By Store Brands - 06/18/2014

Many Americans say they want to support socially responsible companies. And even when these companies’ products cost more, shoppers are putting their money where their mouth is, according to a new global study from Nielsen.

The New York-based market researcher noted that 42 percent of Americans surveyed said they strongly agree or somewhat agree with the statement, “I am willing to pay extra for products and services that come from companies who are committed to positive social and environmental impact.” At the same time, 40 percent of Americans surveyed said they purchased a product or service in the past six months because they knew that the company is committed to positive social and environmental impact.

And specific causes matter to many Americans. Nielsen noted that 49 percent of U.S. respondents are “extremely concerned” about buying from companies that help provide access to clean water, the study found. Additionally, 46 percent are “extremely concerned” about buying from companies that try to combat diseases (cancers, diabetes, lung diseases), while 45 percent feel the same way about companies that work to eradicate poverty and hunger, respectively.

How does this translate at checkout? According to Nielsen, consumers pay attention to labels; companies that included sustainability claims on packaging experienced a 2 percent average sales increase versus the 1 percent rise expected by companies without packaging or marketing claims. And companies that promote sustainability through marketing experienced a 5 percent average sales jump.

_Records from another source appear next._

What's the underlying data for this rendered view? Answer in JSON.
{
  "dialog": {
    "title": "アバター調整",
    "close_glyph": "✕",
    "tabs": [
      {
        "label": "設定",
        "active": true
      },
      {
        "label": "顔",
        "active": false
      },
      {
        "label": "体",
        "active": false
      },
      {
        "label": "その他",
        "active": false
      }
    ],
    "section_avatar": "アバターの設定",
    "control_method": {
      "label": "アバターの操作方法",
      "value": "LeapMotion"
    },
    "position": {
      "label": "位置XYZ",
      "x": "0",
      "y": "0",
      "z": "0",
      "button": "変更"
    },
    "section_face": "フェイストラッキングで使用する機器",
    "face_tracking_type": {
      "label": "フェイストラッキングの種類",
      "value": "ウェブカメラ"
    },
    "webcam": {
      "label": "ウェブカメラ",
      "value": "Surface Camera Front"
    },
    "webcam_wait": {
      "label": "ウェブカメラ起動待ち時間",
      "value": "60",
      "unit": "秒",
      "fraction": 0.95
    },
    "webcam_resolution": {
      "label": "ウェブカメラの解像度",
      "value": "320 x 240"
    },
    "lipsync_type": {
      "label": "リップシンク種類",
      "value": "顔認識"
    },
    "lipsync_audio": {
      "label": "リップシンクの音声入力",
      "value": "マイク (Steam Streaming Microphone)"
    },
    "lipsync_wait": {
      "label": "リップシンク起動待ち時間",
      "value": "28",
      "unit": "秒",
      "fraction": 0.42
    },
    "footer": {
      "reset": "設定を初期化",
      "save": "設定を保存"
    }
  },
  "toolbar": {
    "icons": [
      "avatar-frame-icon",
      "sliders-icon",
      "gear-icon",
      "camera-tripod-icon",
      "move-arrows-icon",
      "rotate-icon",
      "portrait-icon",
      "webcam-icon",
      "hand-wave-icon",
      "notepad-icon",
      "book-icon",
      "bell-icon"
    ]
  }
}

“It’s no longer a question if consumers care about social impact; consumers do care and show they do through their actions,” said Amy Fenton, global leader of public development and sustainability, Nielsen. “Now the focus is on determining how your brand can effectively create shared value by marrying the appropriate social cause and consumer insights.”

For more information, visit www.nielsen.com.